President and CEO, World Food Program USA
For the first time in human history, the world has the technology and tools to feed everyone on the planet. Over the past 25 years, the number of hungry people worldwide has fallen from one in six to one in nine people. That’s one more child reaching her first birthday; one more farmer harvesting crops for her community; one more refugee who doesn’t have to worry about where to find their next meal.
Innovation has played a crucial role in this progress. Technology is transforming the effort to fight global hunger. This includes early warning systems that can foresee, months in advance, conditions that could become a famine — and help the international community to prevent it from occurring. We now have packets of nutrient-dense paste that requires no refrigeration or preparation to treat acute malnutrition among children, where previously only intravenous fluids would do. We have electronic food vouchers to feed vulnerable households and support local food producers when and where markets are still functioning.
It’s not just innovation in technology, but also innovation in practice — purchasing emergency food assistance from smallholder farmers to support local agriculture whenever possible; connecting smallholder farmers with school meals programs to lift whole communities out of poverty; providing take-home rations in the classroom to boost attendance rates among girls.
At the same time, conflict and climate change are threatening to unravel the incredible strides we’ve made. For the first time in history, the world faces the prospect of four simultaneous famines. Famine was recently declared in South Sudan and looms in three more countries: Nigeria, Somalia and Yemen. Prolonged wars in Syria, Iraq and elsewhere are displacing millions of people and disrupting entire systems of agriculture.
We’re at a crossroads right now. How the world chooses to react to the opportunities and challenges of 2017 will shape the future of our planet. As one of life’s most basic building blocks, food is essential to our collective survival and success — something we should all be invested in.

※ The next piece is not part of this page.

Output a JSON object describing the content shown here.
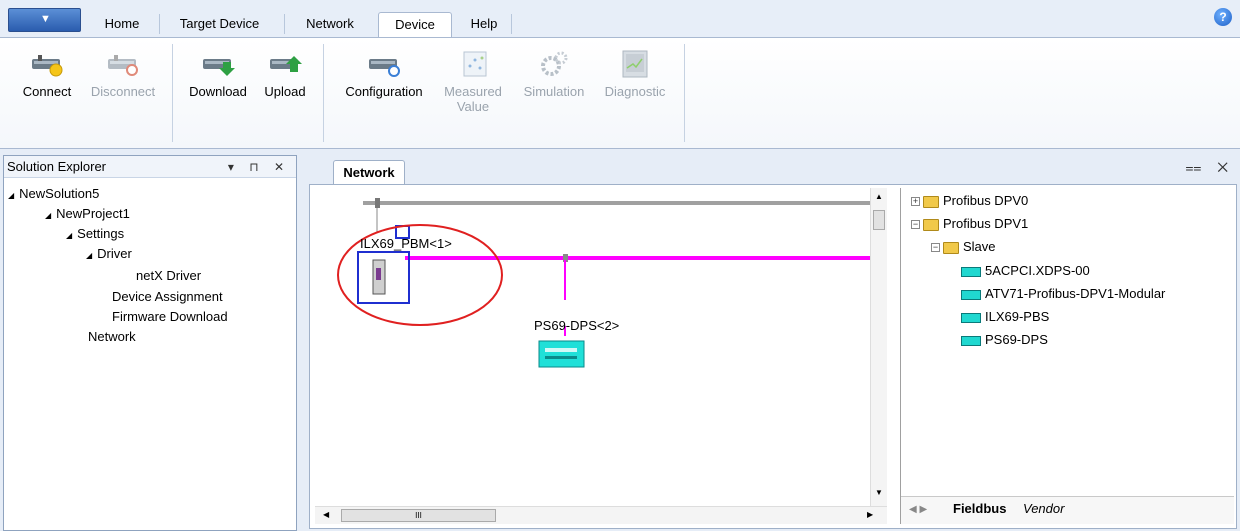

Rick Leach, President and CEO, World Food Program USA, [email protected]